» **Given records**:
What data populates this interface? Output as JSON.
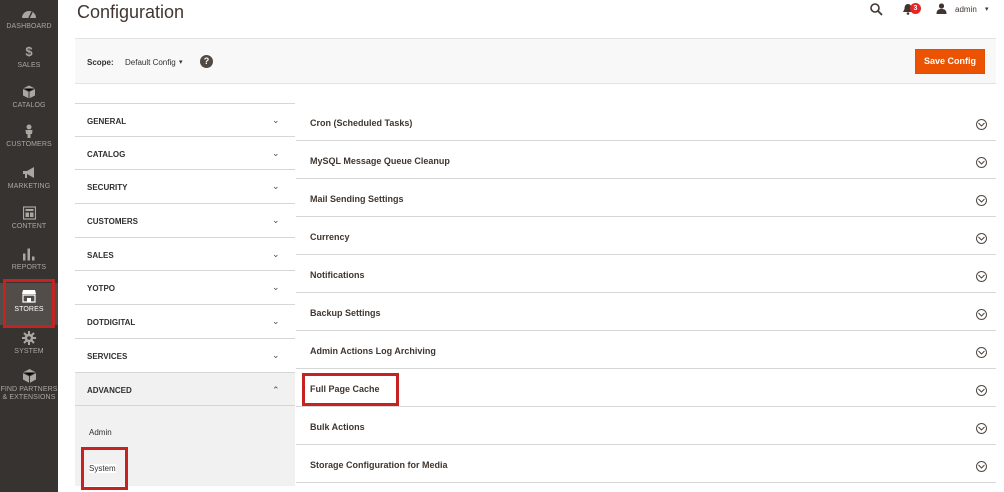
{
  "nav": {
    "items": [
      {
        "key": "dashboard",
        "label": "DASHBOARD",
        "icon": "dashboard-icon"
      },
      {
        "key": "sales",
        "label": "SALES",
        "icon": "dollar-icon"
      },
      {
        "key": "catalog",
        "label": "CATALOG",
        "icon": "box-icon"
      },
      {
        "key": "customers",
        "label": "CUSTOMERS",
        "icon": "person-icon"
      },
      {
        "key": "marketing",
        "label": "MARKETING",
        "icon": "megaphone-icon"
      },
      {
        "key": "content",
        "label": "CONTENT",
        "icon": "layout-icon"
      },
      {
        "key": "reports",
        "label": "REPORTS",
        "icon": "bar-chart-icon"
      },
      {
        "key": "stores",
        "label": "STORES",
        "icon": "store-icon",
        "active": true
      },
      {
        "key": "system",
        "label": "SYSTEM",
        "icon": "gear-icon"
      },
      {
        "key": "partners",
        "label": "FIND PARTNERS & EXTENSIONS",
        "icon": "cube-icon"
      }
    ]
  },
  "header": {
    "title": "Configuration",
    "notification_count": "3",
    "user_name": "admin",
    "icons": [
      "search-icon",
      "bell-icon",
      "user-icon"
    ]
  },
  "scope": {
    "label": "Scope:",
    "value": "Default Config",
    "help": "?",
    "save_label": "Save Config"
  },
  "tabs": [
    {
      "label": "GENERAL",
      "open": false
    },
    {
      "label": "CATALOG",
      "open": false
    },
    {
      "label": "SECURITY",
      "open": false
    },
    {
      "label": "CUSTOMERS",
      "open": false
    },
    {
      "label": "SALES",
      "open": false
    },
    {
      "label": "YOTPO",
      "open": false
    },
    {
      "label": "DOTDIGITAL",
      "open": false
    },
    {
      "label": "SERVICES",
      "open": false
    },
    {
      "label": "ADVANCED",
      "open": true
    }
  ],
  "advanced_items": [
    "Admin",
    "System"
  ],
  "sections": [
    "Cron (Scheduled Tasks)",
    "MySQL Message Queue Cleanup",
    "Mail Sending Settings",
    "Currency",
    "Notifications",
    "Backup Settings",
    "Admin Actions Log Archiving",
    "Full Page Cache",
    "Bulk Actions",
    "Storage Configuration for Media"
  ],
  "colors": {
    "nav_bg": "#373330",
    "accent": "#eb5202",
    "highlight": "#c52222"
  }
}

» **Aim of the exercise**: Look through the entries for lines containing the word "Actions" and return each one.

» **Expected output**:
    "Admin Actions Log Archiving",
    "Bulk Actions",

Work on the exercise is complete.